The second was a surprise. Deepmala Khera had told her after-school group of children that teachers were students, too, and that they needed to be the best possible so that they could light the way for them. She had arranged for the children to be freshly scrubbed and adorned in the finest clothes she could wrangle.
The children entered the front door, single file, presenting each teacher with a candle placed in the middle of each CD they had adorned with flowers, patterns and the words: “Spread the Light.” They sang the song, “Don’t Let the Light Go Out.”
In the middle of their song, the electricity did, indeed, fail.
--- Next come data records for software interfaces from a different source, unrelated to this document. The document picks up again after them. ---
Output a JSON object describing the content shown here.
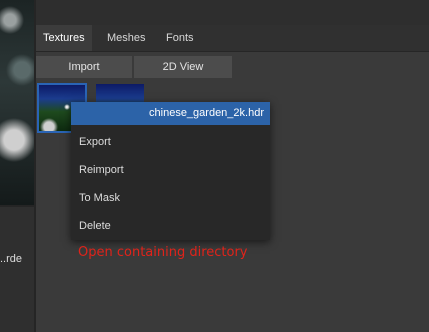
{
  "tabs": [
    {
      "label": "Textures",
      "active": true
    },
    {
      "label": "Meshes",
      "active": false
    },
    {
      "label": "Fonts",
      "active": false
    }
  ],
  "toolbar": {
    "import_label": "Import",
    "view_label": "2D View"
  },
  "left_panel": {
    "item_label": "rde.."
  },
  "context_menu": {
    "title": "chinese_garden_2k.hdr",
    "items": [
      "Export",
      "Reimport",
      "To Mask",
      "Delete"
    ]
  },
  "tooltip": {
    "text": "Open containing directory",
    "color": "#e0231a"
  },
  "colors": {
    "accent": "#2c63a8",
    "selection_border": "#2a64b5"
  }
}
At first, the children looked to Deepmala to find out if they should stop or keep trying. Without saying a word, they understood and continued to sing and present the CD-candles, their faces effused with a warm glow. Each version was strengthened more and more with the sounds of teachers singing, many with tears in their eyes.
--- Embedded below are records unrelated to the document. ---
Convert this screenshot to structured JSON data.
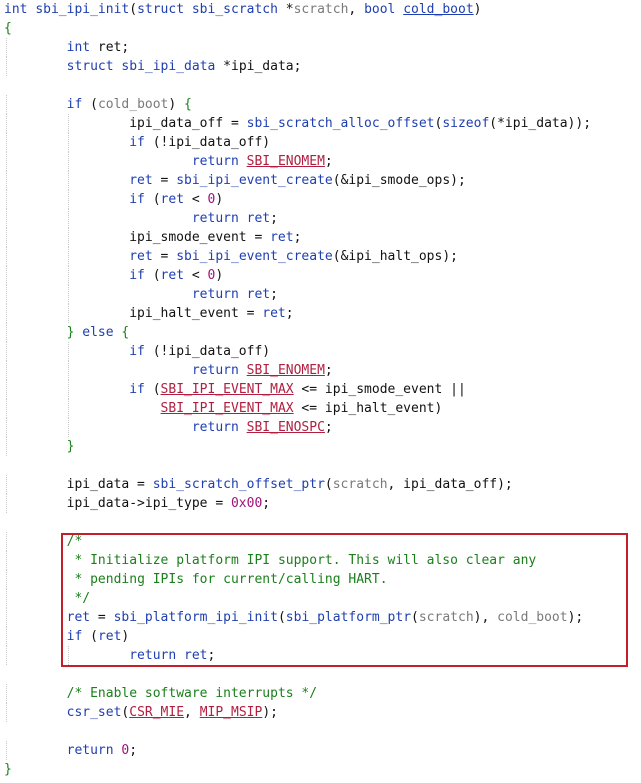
{
  "editor": {
    "highlight_color": "#c41e2a",
    "lines": [
      [
        [
          "kw",
          "int"
        ],
        [
          "pl",
          " "
        ],
        [
          "fn",
          "sbi_ipi_init"
        ],
        [
          "pl",
          "("
        ],
        [
          "ty",
          "struct"
        ],
        [
          "pl",
          " "
        ],
        [
          "fn",
          "sbi_scratch"
        ],
        [
          "pl",
          " *"
        ],
        [
          "dim",
          "scratch"
        ],
        [
          "pl",
          ", "
        ],
        [
          "ty",
          "bool"
        ],
        [
          "pl",
          " "
        ],
        [
          "fnul",
          "cold_boot"
        ],
        [
          "pl",
          ")"
        ]
      ],
      [
        [
          "br",
          "{"
        ]
      ],
      [
        [
          "pl",
          "        "
        ],
        [
          "ty",
          "int"
        ],
        [
          "pl",
          " ret;"
        ]
      ],
      [
        [
          "pl",
          "        "
        ],
        [
          "ty",
          "struct"
        ],
        [
          "pl",
          " "
        ],
        [
          "fn",
          "sbi_ipi_data"
        ],
        [
          "pl",
          " *ipi_data;"
        ]
      ],
      [
        [
          "pl",
          ""
        ]
      ],
      [
        [
          "pl",
          "        "
        ],
        [
          "kw",
          "if"
        ],
        [
          "pl",
          " ("
        ],
        [
          "dim",
          "cold_boot"
        ],
        [
          "pl",
          ") "
        ],
        [
          "br",
          "{"
        ]
      ],
      [
        [
          "pl",
          "                ipi_data_off = "
        ],
        [
          "fn",
          "sbi_scratch_alloc_offset"
        ],
        [
          "pl",
          "("
        ],
        [
          "kw",
          "sizeof"
        ],
        [
          "pl",
          "(*ipi_data));"
        ]
      ],
      [
        [
          "pl",
          "                "
        ],
        [
          "kw",
          "if"
        ],
        [
          "pl",
          " (!ipi_data_off)"
        ]
      ],
      [
        [
          "pl",
          "                        "
        ],
        [
          "kw",
          "return"
        ],
        [
          "pl",
          " "
        ],
        [
          "mac",
          "SBI_ENOMEM"
        ],
        [
          "pl",
          ";"
        ]
      ],
      [
        [
          "pl",
          "                "
        ],
        [
          "fn",
          "ret"
        ],
        [
          "pl",
          " = "
        ],
        [
          "fn",
          "sbi_ipi_event_create"
        ],
        [
          "pl",
          "(&ipi_smode_ops);"
        ]
      ],
      [
        [
          "pl",
          "                "
        ],
        [
          "kw",
          "if"
        ],
        [
          "pl",
          " ("
        ],
        [
          "fn",
          "ret"
        ],
        [
          "pl",
          " < "
        ],
        [
          "num",
          "0"
        ],
        [
          "pl",
          ")"
        ]
      ],
      [
        [
          "pl",
          "                        "
        ],
        [
          "kw",
          "return"
        ],
        [
          "pl",
          " "
        ],
        [
          "fn",
          "ret"
        ],
        [
          "pl",
          ";"
        ]
      ],
      [
        [
          "pl",
          "                ipi_smode_event = "
        ],
        [
          "fn",
          "ret"
        ],
        [
          "pl",
          ";"
        ]
      ],
      [
        [
          "pl",
          "                "
        ],
        [
          "fn",
          "ret"
        ],
        [
          "pl",
          " = "
        ],
        [
          "fn",
          "sbi_ipi_event_create"
        ],
        [
          "pl",
          "(&ipi_halt_ops);"
        ]
      ],
      [
        [
          "pl",
          "                "
        ],
        [
          "kw",
          "if"
        ],
        [
          "pl",
          " ("
        ],
        [
          "fn",
          "ret"
        ],
        [
          "pl",
          " < "
        ],
        [
          "num",
          "0"
        ],
        [
          "pl",
          ")"
        ]
      ],
      [
        [
          "pl",
          "                        "
        ],
        [
          "kw",
          "return"
        ],
        [
          "pl",
          " "
        ],
        [
          "fn",
          "ret"
        ],
        [
          "pl",
          ";"
        ]
      ],
      [
        [
          "pl",
          "                ipi_halt_event = "
        ],
        [
          "fn",
          "ret"
        ],
        [
          "pl",
          ";"
        ]
      ],
      [
        [
          "pl",
          "        "
        ],
        [
          "br",
          "}"
        ],
        [
          "pl",
          " "
        ],
        [
          "kw",
          "else"
        ],
        [
          "pl",
          " "
        ],
        [
          "br",
          "{"
        ]
      ],
      [
        [
          "pl",
          "                "
        ],
        [
          "kw",
          "if"
        ],
        [
          "pl",
          " (!ipi_data_off)"
        ]
      ],
      [
        [
          "pl",
          "                        "
        ],
        [
          "kw",
          "return"
        ],
        [
          "pl",
          " "
        ],
        [
          "mac",
          "SBI_ENOMEM"
        ],
        [
          "pl",
          ";"
        ]
      ],
      [
        [
          "pl",
          "                "
        ],
        [
          "kw",
          "if"
        ],
        [
          "pl",
          " ("
        ],
        [
          "mac",
          "SBI_IPI_EVENT_MAX"
        ],
        [
          "pl",
          " <= ipi_smode_event ||"
        ]
      ],
      [
        [
          "pl",
          "                    "
        ],
        [
          "mac",
          "SBI_IPI_EVENT_MAX"
        ],
        [
          "pl",
          " <= ipi_halt_event)"
        ]
      ],
      [
        [
          "pl",
          "                        "
        ],
        [
          "kw",
          "return"
        ],
        [
          "pl",
          " "
        ],
        [
          "mac",
          "SBI_ENOSPC"
        ],
        [
          "pl",
          ";"
        ]
      ],
      [
        [
          "pl",
          "        "
        ],
        [
          "br",
          "}"
        ]
      ],
      [
        [
          "pl",
          ""
        ]
      ],
      [
        [
          "pl",
          "        ipi_data = "
        ],
        [
          "fn",
          "sbi_scratch_offset_ptr"
        ],
        [
          "pl",
          "("
        ],
        [
          "dim",
          "scratch"
        ],
        [
          "pl",
          ", ipi_data_off);"
        ]
      ],
      [
        [
          "pl",
          "        ipi_data->ipi_type = "
        ],
        [
          "num",
          "0x00"
        ],
        [
          "pl",
          ";"
        ]
      ],
      [
        [
          "pl",
          ""
        ]
      ],
      [
        [
          "pl",
          "        "
        ],
        [
          "cm",
          "/*"
        ]
      ],
      [
        [
          "pl",
          "        "
        ],
        [
          "cm",
          " * Initialize platform IPI support. This will also clear any"
        ]
      ],
      [
        [
          "pl",
          "        "
        ],
        [
          "cm",
          " * pending IPIs for current/calling HART."
        ]
      ],
      [
        [
          "pl",
          "        "
        ],
        [
          "cm",
          " */"
        ]
      ],
      [
        [
          "pl",
          "        "
        ],
        [
          "fn",
          "ret"
        ],
        [
          "pl",
          " = "
        ],
        [
          "fn",
          "sbi_platform_ipi_init"
        ],
        [
          "pl",
          "("
        ],
        [
          "fn",
          "sbi_platform_ptr"
        ],
        [
          "pl",
          "("
        ],
        [
          "dim",
          "scratch"
        ],
        [
          "pl",
          "), "
        ],
        [
          "dim",
          "cold_boot"
        ],
        [
          "pl",
          ");"
        ]
      ],
      [
        [
          "pl",
          "        "
        ],
        [
          "kw",
          "if"
        ],
        [
          "pl",
          " ("
        ],
        [
          "fn",
          "ret"
        ],
        [
          "pl",
          ")"
        ]
      ],
      [
        [
          "pl",
          "                "
        ],
        [
          "kw",
          "return"
        ],
        [
          "pl",
          " "
        ],
        [
          "fn",
          "ret"
        ],
        [
          "pl",
          ";"
        ]
      ],
      [
        [
          "pl",
          ""
        ]
      ],
      [
        [
          "pl",
          "        "
        ],
        [
          "cm",
          "/* Enable software interrupts */"
        ]
      ],
      [
        [
          "pl",
          "        "
        ],
        [
          "fn",
          "csr_set"
        ],
        [
          "pl",
          "("
        ],
        [
          "mac",
          "CSR_MIE"
        ],
        [
          "pl",
          ", "
        ],
        [
          "mac",
          "MIP_MSIP"
        ],
        [
          "pl",
          ");"
        ]
      ],
      [
        [
          "pl",
          ""
        ]
      ],
      [
        [
          "pl",
          "        "
        ],
        [
          "kw",
          "return"
        ],
        [
          "pl",
          " "
        ],
        [
          "num",
          "0"
        ],
        [
          "pl",
          ";"
        ]
      ],
      [
        [
          "br",
          "}"
        ]
      ]
    ]
  }
}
Teachers Without Borders not only had a new program, but also a new group of catalysts to nurture it along. It is alive and well today.
The Certificate of Teaching Mastery was born there. An outline for five courses was created and I was off making a case for a platform that would incorporate the kind of functionality that would create a global community of learners.
Before long, teachers in twenty-three countries weighed in. And just when we finished, our good idea and conviction was shattered, sparked by a fire on a sleeper coach on a passenger train, sparking riots setting Ahmadebad ablaze and resulting in the deaths of up to 800 Muslims and over 250 Hindus.
We all knew that our conference was a diverse cross-section of teachers from a city on the edge. I thought it would all evaporate.
I was wrong. Good ideas can endure. In the middle of the riots, a teacher sent an email: “Teachers don’t kill each other,” she said.
Ten years after the conflagration in Ahmadebad, the Certificate of Teaching Mastery has taken on a life of its own. She told me that the two boys drawing pictures, Shaival and Dilip, had opened a tea shop and were doing well. Manju, on the other hand, stood up and opposed her parents as they tried to force her into marriage at the age of 16. “I feel guilty sometimes that I did not follow through and hold all their hands for just a bit longer.”
Much has changed in Ahmadebad. The kids have grown up. Other things, like great teachers—stay the same.